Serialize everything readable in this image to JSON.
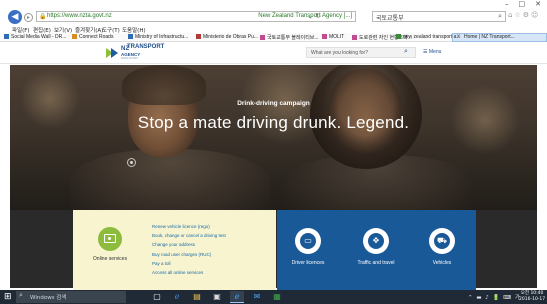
{
  "window": {
    "controls": [
      "–",
      "□",
      "✕"
    ]
  },
  "browser": {
    "address_url": "https://www.nzta.govt.nz",
    "site_identity": "New Zealand Transport Agency [...]",
    "search_text": "국토교통부",
    "menu": [
      "파일(F)",
      "편집(E)",
      "보기(V)",
      "즐겨찾기(A)",
      "도구(T)",
      "도움말(H)"
    ],
    "favorites": [
      {
        "label": "Social Media Wall - DR...",
        "color": "#2e6db4"
      },
      {
        "label": "Connect Roads",
        "color": "#d98c1f"
      },
      {
        "label": "Ministry of Infrastructu...",
        "color": "#2e6db4"
      },
      {
        "label": "Ministerio de Obras Pu...",
        "color": "#b33a3a"
      },
      {
        "label": "국토교통부 블레이티브...",
        "color": "#c24a8e"
      },
      {
        "label": "MOLIT",
        "color": "#c24a8e"
      },
      {
        "label": "도로관련 자인 현황조회...",
        "color": "#c24a8e"
      },
      {
        "label": "new zealand transport a...",
        "color": "#3b8a3b"
      }
    ],
    "active_tab": "Home | NZ Transport..."
  },
  "site": {
    "logo_line1": "NZ",
    "logo_line2": "TRANSPORT",
    "logo_line3": "AGENCY",
    "logo_line4": "WAKA KOTAHI",
    "search_placeholder": "What are you looking for?",
    "menu_label": "Menu"
  },
  "hero": {
    "campaign_label": "Drink-driving campaign",
    "headline": "Stop a mate driving drunk. Legend."
  },
  "online_services": {
    "label": "Online services",
    "links": [
      "Renew vehicle licence (rego)",
      "Book, change or cancel a driving test",
      "Change your address",
      "Buy road user charges (RUC)",
      "Pay a toll",
      "Access all online services"
    ]
  },
  "service_tiles": [
    {
      "label": "Driver licences",
      "icon": "id-card-icon"
    },
    {
      "label": "Traffic and travel",
      "icon": "road-sign-icon"
    },
    {
      "label": "Vehicles",
      "icon": "car-icon"
    }
  ],
  "taskbar": {
    "search_placeholder": "Windows 검색",
    "clock_time": "오전 10:40",
    "clock_date": "2016-10-17"
  },
  "colors": {
    "nzta_blue": "#1a5998",
    "nzta_green": "#8dbb3e",
    "online_panel": "#f7f4cf"
  }
}
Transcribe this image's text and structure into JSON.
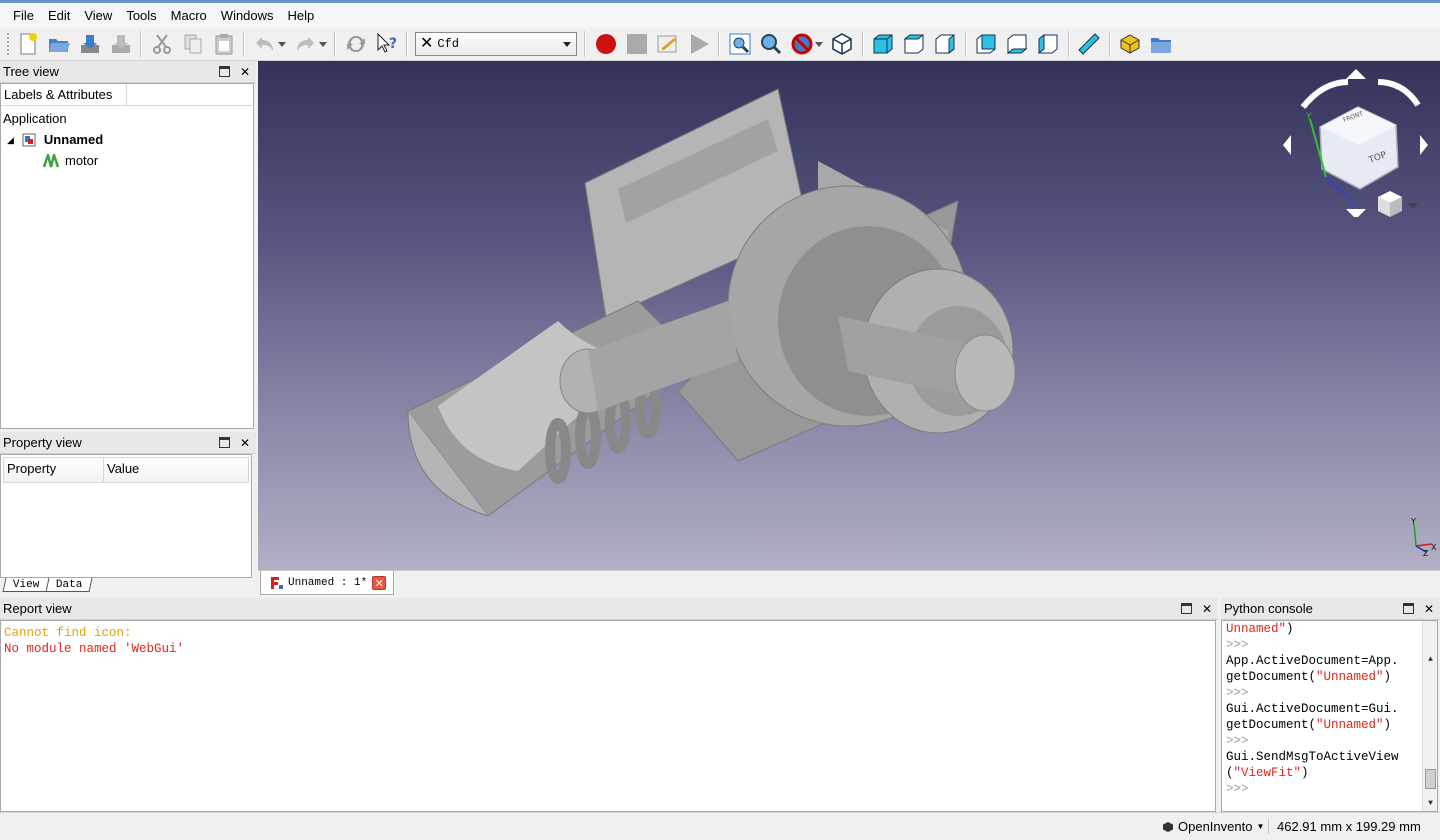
{
  "menu": [
    "File",
    "Edit",
    "View",
    "Tools",
    "Macro",
    "Windows",
    "Help"
  ],
  "workbench": {
    "label": "Cfd"
  },
  "tree_view": {
    "title": "Tree view",
    "columns": [
      "Labels & Attributes",
      ""
    ],
    "root": "Application",
    "document": "Unnamed",
    "object": "motor"
  },
  "property_view": {
    "title": "Property view",
    "columns": [
      "Property",
      "Value"
    ],
    "tabs": [
      "View",
      "Data"
    ]
  },
  "document_tab": {
    "label": "Unnamed : 1*"
  },
  "report_view": {
    "title": "Report view",
    "lines": [
      {
        "text": "Cannot find icon:",
        "color": "#e8a000"
      },
      {
        "text": "",
        "color": "#000000"
      },
      {
        "text": "No module named 'WebGui'",
        "color": "#e0261d"
      }
    ]
  },
  "python_console": {
    "title": "Python console",
    "lines": [
      [
        {
          "t": "Unnamed\"",
          "c": "str"
        },
        {
          "t": ")",
          "c": "code"
        }
      ],
      [
        {
          "t": ">>>",
          "c": "prompt"
        }
      ],
      [
        {
          "t": "App.ActiveDocument=App.",
          "c": "code"
        }
      ],
      [
        {
          "t": "getDocument(",
          "c": "code"
        },
        {
          "t": "\"Unnamed\"",
          "c": "str"
        },
        {
          "t": ")",
          "c": "code"
        }
      ],
      [
        {
          "t": ">>>",
          "c": "prompt"
        }
      ],
      [
        {
          "t": "Gui.ActiveDocument=Gui.",
          "c": "code"
        }
      ],
      [
        {
          "t": "getDocument(",
          "c": "code"
        },
        {
          "t": "\"Unnamed\"",
          "c": "str"
        },
        {
          "t": ")",
          "c": "code"
        }
      ],
      [
        {
          "t": ">>>",
          "c": "prompt"
        }
      ],
      [
        {
          "t": "Gui.SendMsgToActiveView",
          "c": "code"
        }
      ],
      [
        {
          "t": "(",
          "c": "code"
        },
        {
          "t": "\"ViewFit\"",
          "c": "str"
        },
        {
          "t": ")",
          "c": "code"
        }
      ],
      [
        {
          "t": ">>>",
          "c": "prompt"
        }
      ]
    ]
  },
  "statusbar": {
    "navigation_style": "OpenInvento",
    "dimensions": "462.91 mm x 199.29 mm"
  },
  "navcube": {
    "face_top": "TOP",
    "face_front": "FRONT",
    "axis_x": "X",
    "axis_y": "Y",
    "axis_z": "Z"
  },
  "colors": {
    "model": "#a8a8a8",
    "accent": "#6b93c9",
    "error": "#e0261d",
    "warning": "#e8a000"
  }
}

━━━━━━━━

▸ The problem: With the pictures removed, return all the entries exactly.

▸ Answer:
Serialize everything readable in this image to JSON.
{
  "window": {
    "controls": [
      "–",
      "□",
      "✕"
    ]
  },
  "browser": {
    "address_url": "https://www.nzta.govt.nz",
    "site_identity": "New Zealand Transport Agency [...]",
    "search_text": "국토교통부",
    "menu": [
      "파일(F)",
      "편집(E)",
      "보기(V)",
      "즐겨찾기(A)",
      "도구(T)",
      "도움말(H)"
    ],
    "favorites": [
      {
        "label": "Social Media Wall - DR...",
        "color": "#2e6db4"
      },
      {
        "label": "Connect Roads",
        "color": "#d98c1f"
      },
      {
        "label": "Ministry of Infrastructu...",
        "color": "#2e6db4"
      },
      {
        "label": "Ministerio de Obras Pu...",
        "color": "#b33a3a"
      },
      {
        "label": "국토교통부 블레이티브...",
        "color": "#c24a8e"
      },
      {
        "label": "MOLIT",
        "color": "#c24a8e"
      },
      {
        "label": "도로관련 자인 현황조회...",
        "color": "#c24a8e"
      },
      {
        "label": "new zealand transport a...",
        "color": "#3b8a3b"
      }
    ],
    "active_tab": "Home | NZ Transport..."
  },
  "site": {
    "logo_line1": "NZ",
    "logo_line2": "TRANSPORT",
    "logo_line3": "AGENCY",
    "logo_line4": "WAKA KOTAHI",
    "search_placeholder": "What are you looking for?",
    "menu_label": "Menu"
  },
  "hero": {
    "campaign_label": "Drink-driving campaign",
    "headline": "Stop a mate driving drunk. Legend."
  },
  "online_services": {
    "label": "Online services",
    "links": [
      "Renew vehicle licence (rego)",
      "Book, change or cancel a driving test",
      "Change your address",
      "Buy road user charges (RUC)",
      "Pay a toll",
      "Access all online services"
    ]
  },
  "service_tiles": [
    {
      "label": "Driver licences",
      "icon": "id-card-icon"
    },
    {
      "label": "Traffic and travel",
      "icon": "road-sign-icon"
    },
    {
      "label": "Vehicles",
      "icon": "car-icon"
    }
  ],
  "taskbar": {
    "search_placeholder": "Windows 검색",
    "clock_time": "오전 10:40",
    "clock_date": "2016-10-17"
  },
  "colors": {
    "nzta_blue": "#1a5998",
    "nzta_green": "#8dbb3e",
    "online_panel": "#f7f4cf"
  }
}
Transcribe this image's text and structure into JSON.
{
  "menu": [
    "File",
    "Edit",
    "View",
    "Tools",
    "Macro",
    "Windows",
    "Help"
  ],
  "workbench": {
    "label": "Cfd"
  },
  "tree_view": {
    "title": "Tree view",
    "columns": [
      "Labels & Attributes",
      ""
    ],
    "root": "Application",
    "document": "Unnamed",
    "object": "motor"
  },
  "property_view": {
    "title": "Property view",
    "columns": [
      "Property",
      "Value"
    ],
    "tabs": [
      "View",
      "Data"
    ]
  },
  "document_tab": {
    "label": "Unnamed : 1*"
  },
  "report_view": {
    "title": "Report view",
    "lines": [
      {
        "text": "Cannot find icon:",
        "color": "#e8a000"
      },
      {
        "text": "",
        "color": "#000000"
      },
      {
        "text": "No module named 'WebGui'",
        "color": "#e0261d"
      }
    ]
  },
  "python_console": {
    "title": "Python console",
    "lines": [
      [
        {
          "t": "Unnamed\"",
          "c": "str"
        },
        {
          "t": ")",
          "c": "code"
        }
      ],
      [
        {
          "t": ">>>",
          "c": "prompt"
        }
      ],
      [
        {
          "t": "App.ActiveDocument=App.",
          "c": "code"
        }
      ],
      [
        {
          "t": "getDocument(",
          "c": "code"
        },
        {
          "t": "\"Unnamed\"",
          "c": "str"
        },
        {
          "t": ")",
          "c": "code"
        }
      ],
      [
        {
          "t": ">>>",
          "c": "prompt"
        }
      ],
      [
        {
          "t": "Gui.ActiveDocument=Gui.",
          "c": "code"
        }
      ],
      [
        {
          "t": "getDocument(",
          "c": "code"
        },
        {
          "t": "\"Unnamed\"",
          "c": "str"
        },
        {
          "t": ")",
          "c": "code"
        }
      ],
      [
        {
          "t": ">>>",
          "c": "prompt"
        }
      ],
      [
        {
          "t": "Gui.SendMsgToActiveView",
          "c": "code"
        }
      ],
      [
        {
          "t": "(",
          "c": "code"
        },
        {
          "t": "\"ViewFit\"",
          "c": "str"
        },
        {
          "t": ")",
          "c": "code"
        }
      ],
      [
        {
          "t": ">>>",
          "c": "prompt"
        }
      ]
    ]
  },
  "statusbar": {
    "navigation_style": "OpenInvento",
    "dimensions": "462.91 mm x 199.29 mm"
  },
  "navcube": {
    "face_top": "TOP",
    "face_front": "FRONT",
    "axis_x": "X",
    "axis_y": "Y",
    "axis_z": "Z"
  },
  "colors": {
    "model": "#a8a8a8",
    "accent": "#6b93c9",
    "error": "#e0261d",
    "warning": "#e8a000"
  }
}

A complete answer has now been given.